▶ _Work to complete_: What should come back is the data below, word for word, minus any picture.

Dataset records below:

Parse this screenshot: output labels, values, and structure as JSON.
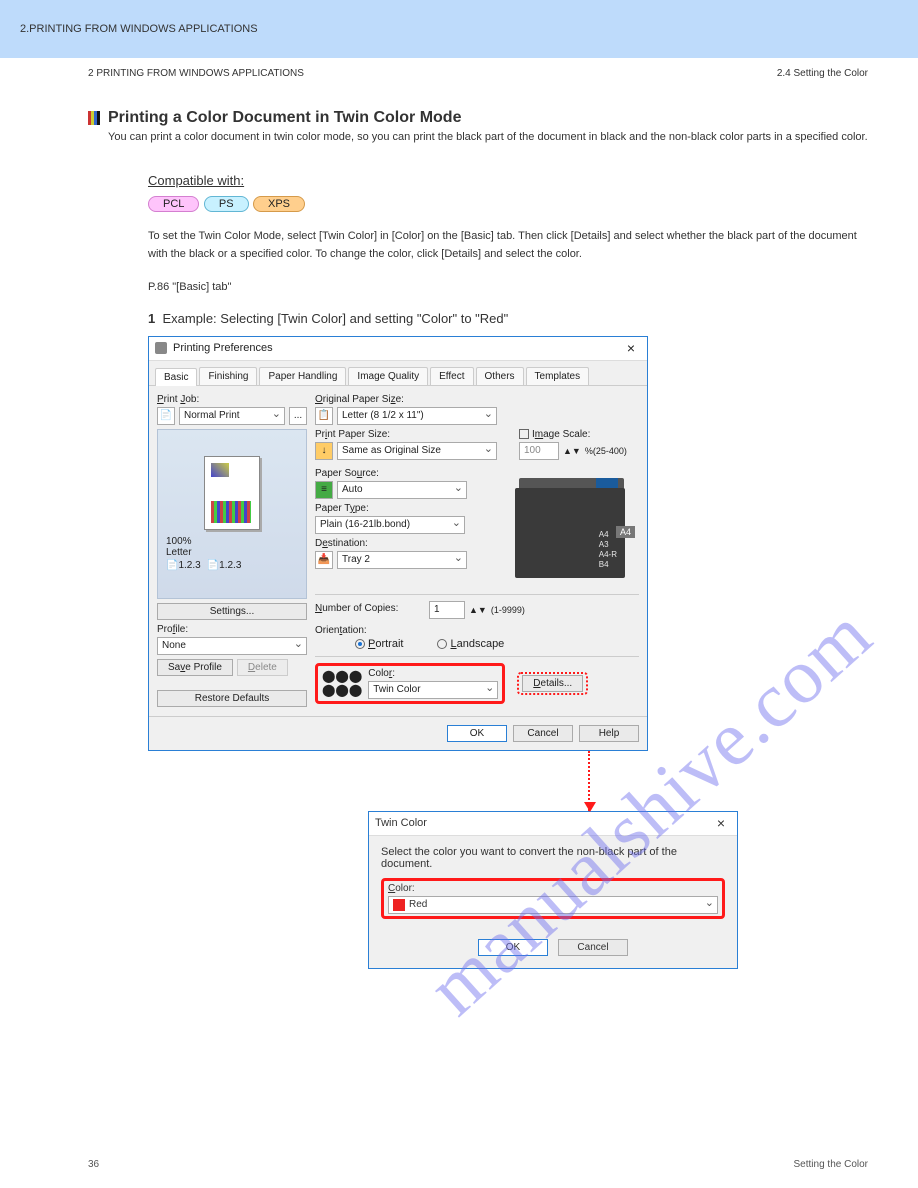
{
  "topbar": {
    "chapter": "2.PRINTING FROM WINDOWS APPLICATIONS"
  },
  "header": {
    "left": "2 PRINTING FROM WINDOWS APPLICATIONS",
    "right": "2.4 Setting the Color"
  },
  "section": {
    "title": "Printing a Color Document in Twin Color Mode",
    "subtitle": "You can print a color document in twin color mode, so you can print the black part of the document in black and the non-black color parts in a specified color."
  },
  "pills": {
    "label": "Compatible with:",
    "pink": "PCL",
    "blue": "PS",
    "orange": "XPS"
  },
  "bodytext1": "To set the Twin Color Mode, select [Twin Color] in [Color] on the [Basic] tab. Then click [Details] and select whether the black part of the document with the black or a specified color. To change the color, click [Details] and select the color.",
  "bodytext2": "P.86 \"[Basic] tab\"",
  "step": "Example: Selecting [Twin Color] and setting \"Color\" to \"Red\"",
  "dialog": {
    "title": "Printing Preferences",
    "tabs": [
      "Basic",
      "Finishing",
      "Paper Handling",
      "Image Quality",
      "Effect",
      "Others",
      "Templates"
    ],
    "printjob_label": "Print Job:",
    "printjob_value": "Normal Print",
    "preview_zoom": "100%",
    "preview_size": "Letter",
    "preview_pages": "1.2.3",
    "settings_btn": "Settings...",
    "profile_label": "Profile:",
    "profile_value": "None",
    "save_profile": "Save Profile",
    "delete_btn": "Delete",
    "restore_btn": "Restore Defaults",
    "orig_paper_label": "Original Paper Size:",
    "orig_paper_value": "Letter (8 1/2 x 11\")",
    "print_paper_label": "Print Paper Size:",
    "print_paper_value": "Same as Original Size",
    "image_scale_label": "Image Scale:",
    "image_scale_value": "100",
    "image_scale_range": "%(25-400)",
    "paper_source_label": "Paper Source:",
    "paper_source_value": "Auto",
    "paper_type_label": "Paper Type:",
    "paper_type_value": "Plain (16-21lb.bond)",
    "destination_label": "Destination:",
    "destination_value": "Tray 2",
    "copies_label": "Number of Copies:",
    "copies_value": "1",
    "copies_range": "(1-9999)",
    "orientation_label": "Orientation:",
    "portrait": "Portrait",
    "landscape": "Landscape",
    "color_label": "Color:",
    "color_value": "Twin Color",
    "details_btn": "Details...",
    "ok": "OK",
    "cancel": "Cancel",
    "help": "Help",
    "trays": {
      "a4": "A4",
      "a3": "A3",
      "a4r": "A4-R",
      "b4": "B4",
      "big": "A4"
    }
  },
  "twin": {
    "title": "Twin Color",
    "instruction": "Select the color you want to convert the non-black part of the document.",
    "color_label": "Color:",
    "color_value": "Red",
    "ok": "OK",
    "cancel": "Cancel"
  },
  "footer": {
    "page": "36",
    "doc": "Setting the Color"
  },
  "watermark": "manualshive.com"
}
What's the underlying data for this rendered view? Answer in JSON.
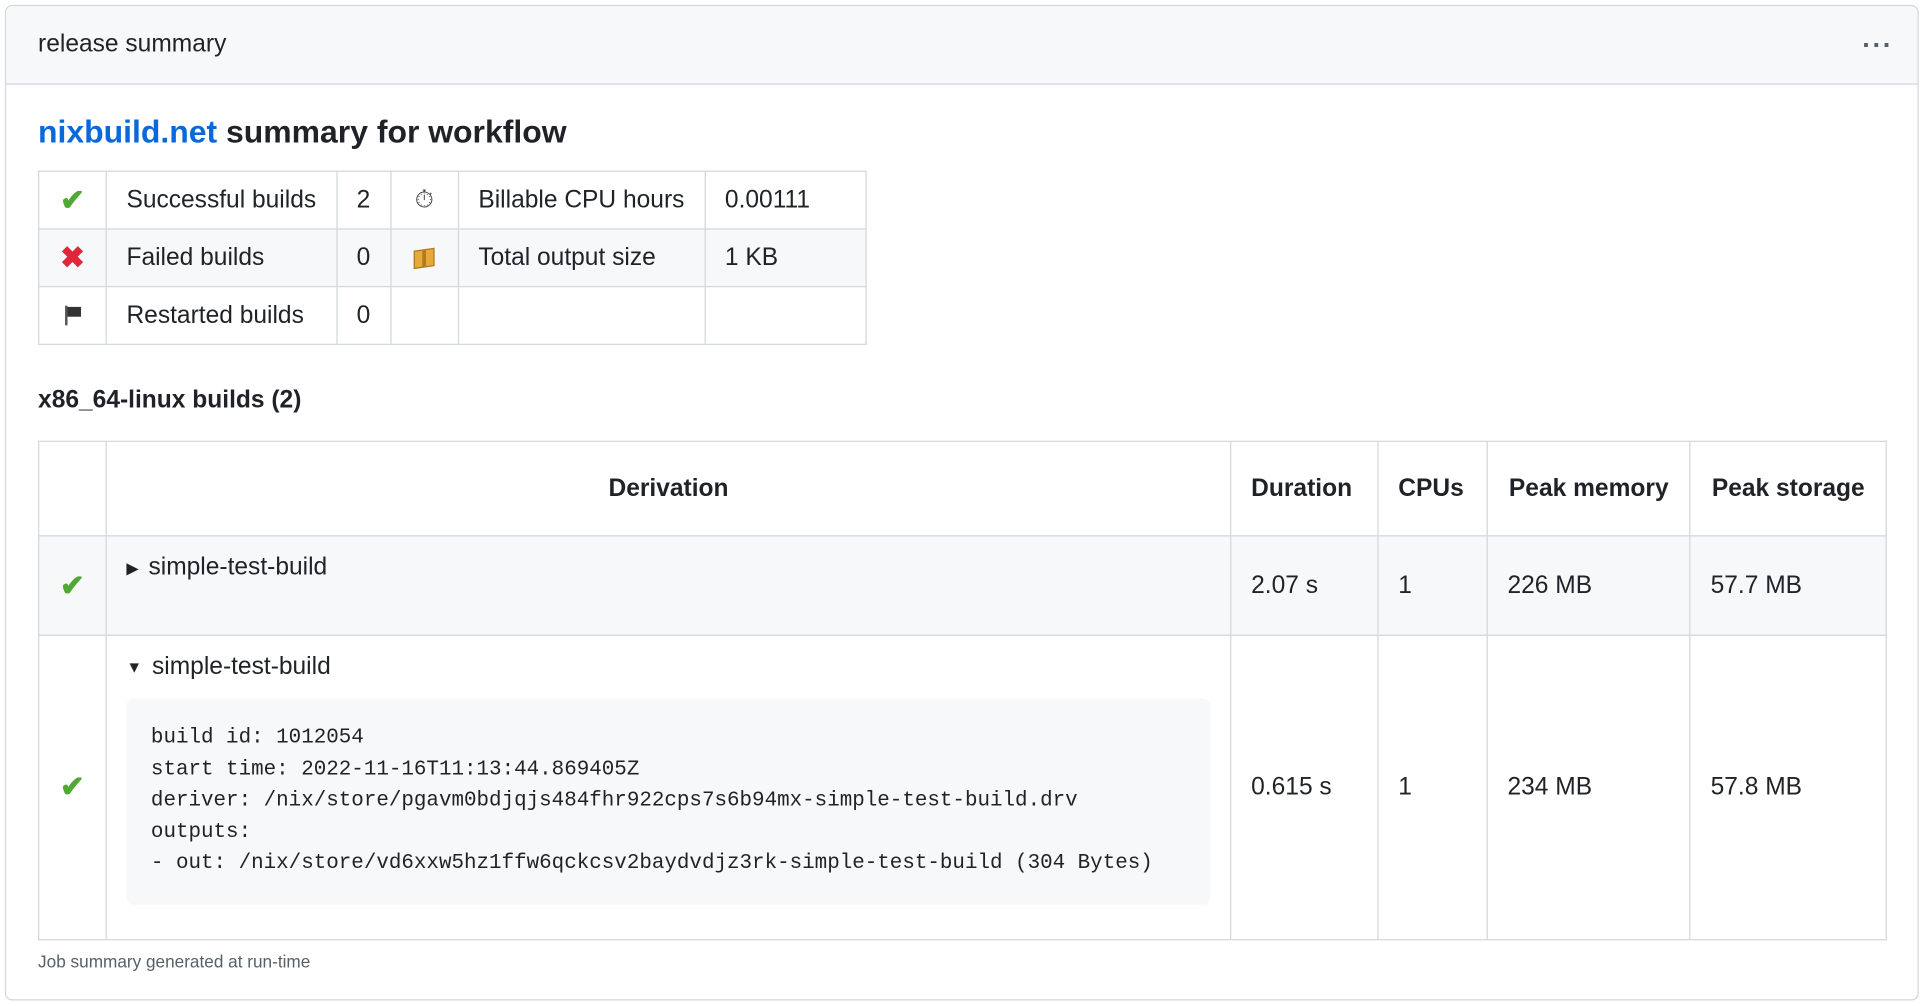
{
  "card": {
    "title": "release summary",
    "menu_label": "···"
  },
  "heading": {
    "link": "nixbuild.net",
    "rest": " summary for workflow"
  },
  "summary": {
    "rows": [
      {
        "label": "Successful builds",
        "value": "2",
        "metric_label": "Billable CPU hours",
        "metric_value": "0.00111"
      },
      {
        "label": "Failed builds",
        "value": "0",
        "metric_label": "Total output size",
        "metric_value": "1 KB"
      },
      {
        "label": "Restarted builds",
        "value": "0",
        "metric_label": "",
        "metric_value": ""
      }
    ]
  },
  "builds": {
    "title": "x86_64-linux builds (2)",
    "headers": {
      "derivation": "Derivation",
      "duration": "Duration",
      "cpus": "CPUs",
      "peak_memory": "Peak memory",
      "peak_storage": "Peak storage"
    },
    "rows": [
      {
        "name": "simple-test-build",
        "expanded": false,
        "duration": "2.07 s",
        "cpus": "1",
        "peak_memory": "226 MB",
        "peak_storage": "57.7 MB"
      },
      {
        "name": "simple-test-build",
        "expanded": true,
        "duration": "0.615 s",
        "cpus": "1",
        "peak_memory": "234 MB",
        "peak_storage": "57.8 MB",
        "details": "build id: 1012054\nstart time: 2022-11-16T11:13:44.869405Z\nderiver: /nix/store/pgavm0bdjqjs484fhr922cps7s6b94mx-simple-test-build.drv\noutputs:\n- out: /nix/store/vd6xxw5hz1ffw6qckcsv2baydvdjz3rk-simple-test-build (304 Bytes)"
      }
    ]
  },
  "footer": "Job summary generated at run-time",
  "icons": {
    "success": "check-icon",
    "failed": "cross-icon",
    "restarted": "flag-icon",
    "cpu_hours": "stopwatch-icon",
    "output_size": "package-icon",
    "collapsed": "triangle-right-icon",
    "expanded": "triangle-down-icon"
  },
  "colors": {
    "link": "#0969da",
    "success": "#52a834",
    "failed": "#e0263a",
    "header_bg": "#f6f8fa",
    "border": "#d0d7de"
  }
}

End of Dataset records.

▶ _Response_:
Parse this screenshot: output labels, values, and structure as JSON.
{
  "topbar": {
    "chapter": "2.PRINTING FROM WINDOWS APPLICATIONS"
  },
  "header": {
    "left": "2 PRINTING FROM WINDOWS APPLICATIONS",
    "right": "2.4 Setting the Color"
  },
  "section": {
    "title": "Printing a Color Document in Twin Color Mode",
    "subtitle": "You can print a color document in twin color mode, so you can print the black part of the document in black and the non-black color parts in a specified color."
  },
  "pills": {
    "label": "Compatible with:",
    "pink": "PCL",
    "blue": "PS",
    "orange": "XPS"
  },
  "bodytext1": "To set the Twin Color Mode, select [Twin Color] in [Color] on the [Basic] tab. Then click [Details] and select whether the black part of the document with the black or a specified color. To change the color, click [Details] and select the color.",
  "bodytext2": "P.86 \"[Basic] tab\"",
  "step": "Example: Selecting [Twin Color] and setting \"Color\" to \"Red\"",
  "dialog": {
    "title": "Printing Preferences",
    "tabs": [
      "Basic",
      "Finishing",
      "Paper Handling",
      "Image Quality",
      "Effect",
      "Others",
      "Templates"
    ],
    "printjob_label": "Print Job:",
    "printjob_value": "Normal Print",
    "preview_zoom": "100%",
    "preview_size": "Letter",
    "preview_pages": "1.2.3",
    "settings_btn": "Settings...",
    "profile_label": "Profile:",
    "profile_value": "None",
    "save_profile": "Save Profile",
    "delete_btn": "Delete",
    "restore_btn": "Restore Defaults",
    "orig_paper_label": "Original Paper Size:",
    "orig_paper_value": "Letter (8 1/2 x 11\")",
    "print_paper_label": "Print Paper Size:",
    "print_paper_value": "Same as Original Size",
    "image_scale_label": "Image Scale:",
    "image_scale_value": "100",
    "image_scale_range": "%(25-400)",
    "paper_source_label": "Paper Source:",
    "paper_source_value": "Auto",
    "paper_type_label": "Paper Type:",
    "paper_type_value": "Plain (16-21lb.bond)",
    "destination_label": "Destination:",
    "destination_value": "Tray 2",
    "copies_label": "Number of Copies:",
    "copies_value": "1",
    "copies_range": "(1-9999)",
    "orientation_label": "Orientation:",
    "portrait": "Portrait",
    "landscape": "Landscape",
    "color_label": "Color:",
    "color_value": "Twin Color",
    "details_btn": "Details...",
    "ok": "OK",
    "cancel": "Cancel",
    "help": "Help",
    "trays": {
      "a4": "A4",
      "a3": "A3",
      "a4r": "A4-R",
      "b4": "B4",
      "big": "A4"
    }
  },
  "twin": {
    "title": "Twin Color",
    "instruction": "Select the color you want to convert the non-black part of the document.",
    "color_label": "Color:",
    "color_value": "Red",
    "ok": "OK",
    "cancel": "Cancel"
  },
  "footer": {
    "page": "36",
    "doc": "Setting the Color"
  },
  "watermark": "manualshive.com"
}
What's the underlying data for this rendered view? Answer in JSON.
{
  "card": {
    "title": "release summary",
    "menu_label": "···"
  },
  "heading": {
    "link": "nixbuild.net",
    "rest": " summary for workflow"
  },
  "summary": {
    "rows": [
      {
        "label": "Successful builds",
        "value": "2",
        "metric_label": "Billable CPU hours",
        "metric_value": "0.00111"
      },
      {
        "label": "Failed builds",
        "value": "0",
        "metric_label": "Total output size",
        "metric_value": "1 KB"
      },
      {
        "label": "Restarted builds",
        "value": "0",
        "metric_label": "",
        "metric_value": ""
      }
    ]
  },
  "builds": {
    "title": "x86_64-linux builds (2)",
    "headers": {
      "derivation": "Derivation",
      "duration": "Duration",
      "cpus": "CPUs",
      "peak_memory": "Peak memory",
      "peak_storage": "Peak storage"
    },
    "rows": [
      {
        "name": "simple-test-build",
        "expanded": false,
        "duration": "2.07 s",
        "cpus": "1",
        "peak_memory": "226 MB",
        "peak_storage": "57.7 MB"
      },
      {
        "name": "simple-test-build",
        "expanded": true,
        "duration": "0.615 s",
        "cpus": "1",
        "peak_memory": "234 MB",
        "peak_storage": "57.8 MB",
        "details": "build id: 1012054\nstart time: 2022-11-16T11:13:44.869405Z\nderiver: /nix/store/pgavm0bdjqjs484fhr922cps7s6b94mx-simple-test-build.drv\noutputs:\n- out: /nix/store/vd6xxw5hz1ffw6qckcsv2baydvdjz3rk-simple-test-build (304 Bytes)"
      }
    ]
  },
  "footer": "Job summary generated at run-time",
  "icons": {
    "success": "check-icon",
    "failed": "cross-icon",
    "restarted": "flag-icon",
    "cpu_hours": "stopwatch-icon",
    "output_size": "package-icon",
    "collapsed": "triangle-right-icon",
    "expanded": "triangle-down-icon"
  },
  "colors": {
    "link": "#0969da",
    "success": "#52a834",
    "failed": "#e0263a",
    "header_bg": "#f6f8fa",
    "border": "#d0d7de"
  }
}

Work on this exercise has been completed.